- EXERCISE REQUIREMENTS: Reproduce the entries that follow exactly. No picture should appear in the result.

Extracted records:
——

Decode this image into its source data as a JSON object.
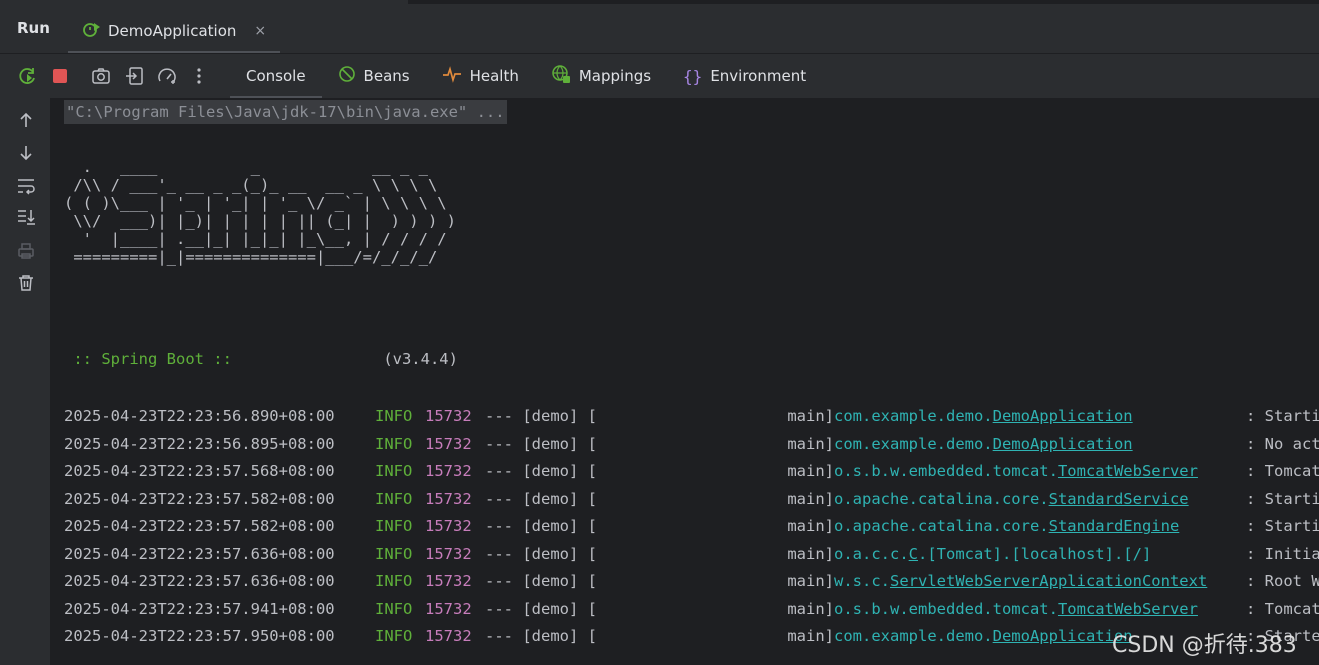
{
  "header": {
    "run_label": "Run",
    "tab_title": "DemoApplication",
    "close_glyph": "×"
  },
  "toolbar": {
    "icons": [
      "rerun-icon",
      "stop-icon",
      "screenshot-icon",
      "restore-layout-icon",
      "performance-icon",
      "more-icon"
    ],
    "tabs": [
      {
        "label": "Console",
        "icon": "",
        "active": true
      },
      {
        "label": "Beans",
        "icon": "beans-icon"
      },
      {
        "label": "Health",
        "icon": "health-icon"
      },
      {
        "label": "Mappings",
        "icon": "mappings-icon"
      },
      {
        "label": "Environment",
        "icon": "environment-icon"
      }
    ]
  },
  "gutter": {
    "icons": [
      "scroll-up-icon",
      "scroll-down-icon",
      "soft-wrap-icon",
      "scroll-to-end-icon",
      "print-icon",
      "clear-all-icon"
    ]
  },
  "console": {
    "command": "\"C:\\Program Files\\Java\\jdk-17\\bin\\java.exe\" ...",
    "banner": "  .   ____          _            __ _ _\n /\\\\ / ___'_ __ _ _(_)_ __  __ _ \\ \\ \\ \\\n( ( )\\___ | '_ | '_| | '_ \\/ _` | \\ \\ \\ \\\n \\\\/  ___)| |_)| | | | | || (_| |  ) ) ) )\n  '  |____| .__|_| |_|_| |_\\__, | / / / /\n =========|_|==============|___/=/_/_/_/",
    "spring_boot_label": " :: Spring Boot :: ",
    "spring_boot_version": "(v3.4.4)",
    "logs": [
      {
        "ts": "2025-04-23T22:23:56.890+08:00",
        "level": "INFO",
        "pid": "15732",
        "sep": "--- [demo] [",
        "thread": "main]",
        "logger_prefix": "com.example.demo.",
        "logger_class": "DemoApplication",
        "msg": ": Starting Dem"
      },
      {
        "ts": "2025-04-23T22:23:56.895+08:00",
        "level": "INFO",
        "pid": "15732",
        "sep": "--- [demo] [",
        "thread": "main]",
        "logger_prefix": "com.example.demo.",
        "logger_class": "DemoApplication",
        "msg": ": No active pr"
      },
      {
        "ts": "2025-04-23T22:23:57.568+08:00",
        "level": "INFO",
        "pid": "15732",
        "sep": "--- [demo] [",
        "thread": "main]",
        "logger_prefix": "o.s.b.w.embedded.tomcat.",
        "logger_class": "TomcatWebServer",
        "msg": ": Tomcat initi"
      },
      {
        "ts": "2025-04-23T22:23:57.582+08:00",
        "level": "INFO",
        "pid": "15732",
        "sep": "--- [demo] [",
        "thread": "main]",
        "logger_prefix": "o.apache.catalina.core.",
        "logger_class": "StandardService",
        "msg": ": Starting ser"
      },
      {
        "ts": "2025-04-23T22:23:57.582+08:00",
        "level": "INFO",
        "pid": "15732",
        "sep": "--- [demo] [",
        "thread": "main]",
        "logger_prefix": "o.apache.catalina.core.",
        "logger_class": "StandardEngine",
        "msg": ": Starting Ser"
      },
      {
        "ts": "2025-04-23T22:23:57.636+08:00",
        "level": "INFO",
        "pid": "15732",
        "sep": "--- [demo] [",
        "thread": "main]",
        "logger_prefix": "o.a.c.c.",
        "logger_class": "C",
        "logger_suffix": ".[Tomcat].[localhost].[/]",
        "msg": ": Initializing"
      },
      {
        "ts": "2025-04-23T22:23:57.636+08:00",
        "level": "INFO",
        "pid": "15732",
        "sep": "--- [demo] [",
        "thread": "main]",
        "logger_prefix": "w.s.c.",
        "logger_class": "ServletWebServerApplicationContext",
        "msg": ": Root WebAppl"
      },
      {
        "ts": "2025-04-23T22:23:57.941+08:00",
        "level": "INFO",
        "pid": "15732",
        "sep": "--- [demo] [",
        "thread": "main]",
        "logger_prefix": "o.s.b.w.embedded.tomcat.",
        "logger_class": "TomcatWebServer",
        "msg": ": Tomcat start"
      },
      {
        "ts": "2025-04-23T22:23:57.950+08:00",
        "level": "INFO",
        "pid": "15732",
        "sep": "--- [demo] [",
        "thread": "main]",
        "logger_prefix": "com.example.demo.",
        "logger_class": "DemoApplication",
        "msg": ": Started Demo"
      }
    ]
  },
  "watermark": "CSDN @折待.383",
  "colors": {
    "info": "#5fb03a",
    "pid": "#c77dbb",
    "logger": "#2fb3b3",
    "stop": "#e05555",
    "accent_green": "#5fb03a"
  }
}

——

- TASK ANSWER:
Decode this image into its source data as a JSON object.
{
  "header": {
    "run_label": "Run",
    "tab_title": "DemoApplication",
    "close_glyph": "×"
  },
  "toolbar": {
    "icons": [
      "rerun-icon",
      "stop-icon",
      "screenshot-icon",
      "restore-layout-icon",
      "performance-icon",
      "more-icon"
    ],
    "tabs": [
      {
        "label": "Console",
        "icon": "",
        "active": true
      },
      {
        "label": "Beans",
        "icon": "beans-icon"
      },
      {
        "label": "Health",
        "icon": "health-icon"
      },
      {
        "label": "Mappings",
        "icon": "mappings-icon"
      },
      {
        "label": "Environment",
        "icon": "environment-icon"
      }
    ]
  },
  "gutter": {
    "icons": [
      "scroll-up-icon",
      "scroll-down-icon",
      "soft-wrap-icon",
      "scroll-to-end-icon",
      "print-icon",
      "clear-all-icon"
    ]
  },
  "console": {
    "command": "\"C:\\Program Files\\Java\\jdk-17\\bin\\java.exe\" ...",
    "banner": "  .   ____          _            __ _ _\n /\\\\ / ___'_ __ _ _(_)_ __  __ _ \\ \\ \\ \\\n( ( )\\___ | '_ | '_| | '_ \\/ _` | \\ \\ \\ \\\n \\\\/  ___)| |_)| | | | | || (_| |  ) ) ) )\n  '  |____| .__|_| |_|_| |_\\__, | / / / /\n =========|_|==============|___/=/_/_/_/",
    "spring_boot_label": " :: Spring Boot :: ",
    "spring_boot_version": "(v3.4.4)",
    "logs": [
      {
        "ts": "2025-04-23T22:23:56.890+08:00",
        "level": "INFO",
        "pid": "15732",
        "sep": "--- [demo] [",
        "thread": "main]",
        "logger_prefix": "com.example.demo.",
        "logger_class": "DemoApplication",
        "msg": ": Starting Dem"
      },
      {
        "ts": "2025-04-23T22:23:56.895+08:00",
        "level": "INFO",
        "pid": "15732",
        "sep": "--- [demo] [",
        "thread": "main]",
        "logger_prefix": "com.example.demo.",
        "logger_class": "DemoApplication",
        "msg": ": No active pr"
      },
      {
        "ts": "2025-04-23T22:23:57.568+08:00",
        "level": "INFO",
        "pid": "15732",
        "sep": "--- [demo] [",
        "thread": "main]",
        "logger_prefix": "o.s.b.w.embedded.tomcat.",
        "logger_class": "TomcatWebServer",
        "msg": ": Tomcat initi"
      },
      {
        "ts": "2025-04-23T22:23:57.582+08:00",
        "level": "INFO",
        "pid": "15732",
        "sep": "--- [demo] [",
        "thread": "main]",
        "logger_prefix": "o.apache.catalina.core.",
        "logger_class": "StandardService",
        "msg": ": Starting ser"
      },
      {
        "ts": "2025-04-23T22:23:57.582+08:00",
        "level": "INFO",
        "pid": "15732",
        "sep": "--- [demo] [",
        "thread": "main]",
        "logger_prefix": "o.apache.catalina.core.",
        "logger_class": "StandardEngine",
        "msg": ": Starting Ser"
      },
      {
        "ts": "2025-04-23T22:23:57.636+08:00",
        "level": "INFO",
        "pid": "15732",
        "sep": "--- [demo] [",
        "thread": "main]",
        "logger_prefix": "o.a.c.c.",
        "logger_class": "C",
        "logger_suffix": ".[Tomcat].[localhost].[/]",
        "msg": ": Initializing"
      },
      {
        "ts": "2025-04-23T22:23:57.636+08:00",
        "level": "INFO",
        "pid": "15732",
        "sep": "--- [demo] [",
        "thread": "main]",
        "logger_prefix": "w.s.c.",
        "logger_class": "ServletWebServerApplicationContext",
        "msg": ": Root WebAppl"
      },
      {
        "ts": "2025-04-23T22:23:57.941+08:00",
        "level": "INFO",
        "pid": "15732",
        "sep": "--- [demo] [",
        "thread": "main]",
        "logger_prefix": "o.s.b.w.embedded.tomcat.",
        "logger_class": "TomcatWebServer",
        "msg": ": Tomcat start"
      },
      {
        "ts": "2025-04-23T22:23:57.950+08:00",
        "level": "INFO",
        "pid": "15732",
        "sep": "--- [demo] [",
        "thread": "main]",
        "logger_prefix": "com.example.demo.",
        "logger_class": "DemoApplication",
        "msg": ": Started Demo"
      }
    ]
  },
  "watermark": "CSDN @折待.383",
  "colors": {
    "info": "#5fb03a",
    "pid": "#c77dbb",
    "logger": "#2fb3b3",
    "stop": "#e05555",
    "accent_green": "#5fb03a"
  }
}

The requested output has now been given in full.